───── Excerpted data ─────
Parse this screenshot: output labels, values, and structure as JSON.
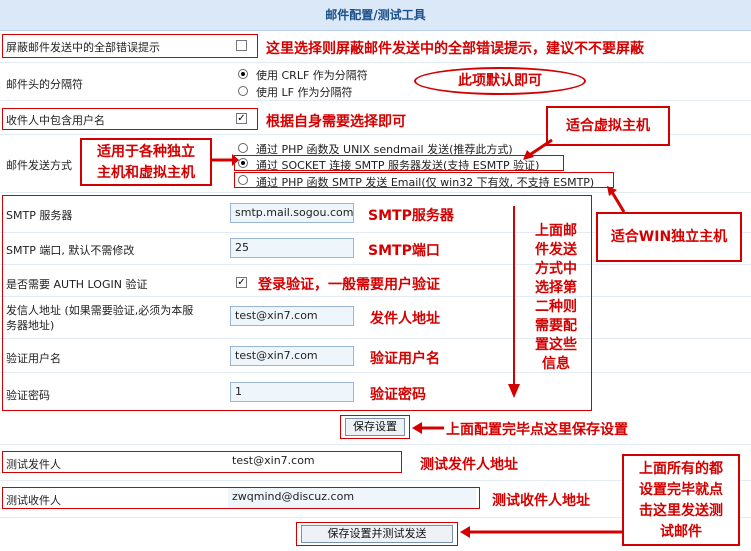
{
  "header": {
    "title": "邮件配置/测试工具"
  },
  "rows": {
    "silent_errors": {
      "label": "屏蔽邮件发送中的全部错误提示",
      "checked": false
    },
    "header_separator": {
      "label": "邮件头的分隔符",
      "options": [
        "使用 CRLF 作为分隔符",
        "使用 LF 作为分隔符"
      ],
      "selected": 0
    },
    "include_username": {
      "label": "收件人中包含用户名",
      "checked": true
    },
    "send_method": {
      "label": "邮件发送方式",
      "options": [
        "通过 PHP 函数及 UNIX sendmail 发送(推荐此方式)",
        "通过 SOCKET 连接 SMTP 服务器发送(支持 ESMTP 验证)",
        "通过 PHP 函数 SMTP 发送 Email(仅 win32 下有效, 不支持 ESMTP)"
      ],
      "selected": 1
    },
    "smtp_server": {
      "label": "SMTP 服务器",
      "value": "smtp.mail.sogou.com"
    },
    "smtp_port": {
      "label": "SMTP 端口, 默认不需修改",
      "value": "25"
    },
    "auth_login": {
      "label": "是否需要 AUTH LOGIN 验证",
      "checked": true
    },
    "from_address": {
      "label_line1": "发信人地址 (如果需要验证,必须为本服",
      "label_line2": "务器地址)",
      "value": "test@xin7.com"
    },
    "auth_user": {
      "label": "验证用户名",
      "value": "test@xin7.com"
    },
    "auth_password": {
      "label": "验证密码",
      "value": "1"
    },
    "test_sender": {
      "label": "测试发件人",
      "value": "test@xin7.com"
    },
    "test_recipient": {
      "label": "测试收件人",
      "value": "zwqmind@discuz.com"
    }
  },
  "buttons": {
    "save": "保存设置",
    "save_and_test": "保存设置并测试发送"
  },
  "annotations": {
    "silent_errors_note": "这里选择则屏蔽邮件发送中的全部错误提示，建议不不要屏蔽",
    "default_note": "此项默认即可",
    "username_note": "根据自身需要选择即可",
    "virtual_host_line1": "适用于各种独立",
    "virtual_host_line2": "主机和虚拟主机",
    "virtual_note": "适合虚拟主机",
    "win_note": "适合WIN独立主机",
    "smtp_server_note": "SMTP服务器",
    "smtp_port_note": "SMTP端口",
    "auth_note": "登录验证，一般需要用户验证",
    "from_note": "发件人地址",
    "user_note": "验证用户名",
    "password_note": "验证密码",
    "vertical_note": [
      "上面邮",
      "件发送",
      "方式中",
      "选择第",
      "二种则",
      "需要配",
      "置这些",
      "信息"
    ],
    "save_note": "上面配置完毕点这里保存设置",
    "test_sender_note": "测试发件人地址",
    "test_recipient_note": "测试收件人地址",
    "final_note": [
      "上面所有的都",
      "设置完毕就点",
      "击这里发送测",
      "试邮件"
    ]
  },
  "colors": {
    "annotation_red": "#d40000",
    "header_bg": "#dbe8f7",
    "input_bg": "#eef6fb"
  }
}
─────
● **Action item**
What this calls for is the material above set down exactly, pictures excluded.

● **Solution to this problem**
Parse this screenshot: output labels, values, and structure as JSON.
{
  "header": {
    "title": "邮件配置/测试工具"
  },
  "rows": {
    "silent_errors": {
      "label": "屏蔽邮件发送中的全部错误提示",
      "checked": false
    },
    "header_separator": {
      "label": "邮件头的分隔符",
      "options": [
        "使用 CRLF 作为分隔符",
        "使用 LF 作为分隔符"
      ],
      "selected": 0
    },
    "include_username": {
      "label": "收件人中包含用户名",
      "checked": true
    },
    "send_method": {
      "label": "邮件发送方式",
      "options": [
        "通过 PHP 函数及 UNIX sendmail 发送(推荐此方式)",
        "通过 SOCKET 连接 SMTP 服务器发送(支持 ESMTP 验证)",
        "通过 PHP 函数 SMTP 发送 Email(仅 win32 下有效, 不支持 ESMTP)"
      ],
      "selected": 1
    },
    "smtp_server": {
      "label": "SMTP 服务器",
      "value": "smtp.mail.sogou.com"
    },
    "smtp_port": {
      "label": "SMTP 端口, 默认不需修改",
      "value": "25"
    },
    "auth_login": {
      "label": "是否需要 AUTH LOGIN 验证",
      "checked": true
    },
    "from_address": {
      "label_line1": "发信人地址 (如果需要验证,必须为本服",
      "label_line2": "务器地址)",
      "value": "test@xin7.com"
    },
    "auth_user": {
      "label": "验证用户名",
      "value": "test@xin7.com"
    },
    "auth_password": {
      "label": "验证密码",
      "value": "1"
    },
    "test_sender": {
      "label": "测试发件人",
      "value": "test@xin7.com"
    },
    "test_recipient": {
      "label": "测试收件人",
      "value": "zwqmind@discuz.com"
    }
  },
  "buttons": {
    "save": "保存设置",
    "save_and_test": "保存设置并测试发送"
  },
  "annotations": {
    "silent_errors_note": "这里选择则屏蔽邮件发送中的全部错误提示，建议不不要屏蔽",
    "default_note": "此项默认即可",
    "username_note": "根据自身需要选择即可",
    "virtual_host_line1": "适用于各种独立",
    "virtual_host_line2": "主机和虚拟主机",
    "virtual_note": "适合虚拟主机",
    "win_note": "适合WIN独立主机",
    "smtp_server_note": "SMTP服务器",
    "smtp_port_note": "SMTP端口",
    "auth_note": "登录验证，一般需要用户验证",
    "from_note": "发件人地址",
    "user_note": "验证用户名",
    "password_note": "验证密码",
    "vertical_note": [
      "上面邮",
      "件发送",
      "方式中",
      "选择第",
      "二种则",
      "需要配",
      "置这些",
      "信息"
    ],
    "save_note": "上面配置完毕点这里保存设置",
    "test_sender_note": "测试发件人地址",
    "test_recipient_note": "测试收件人地址",
    "final_note": [
      "上面所有的都",
      "设置完毕就点",
      "击这里发送测",
      "试邮件"
    ]
  },
  "colors": {
    "annotation_red": "#d40000",
    "header_bg": "#dbe8f7",
    "input_bg": "#eef6fb"
  }
}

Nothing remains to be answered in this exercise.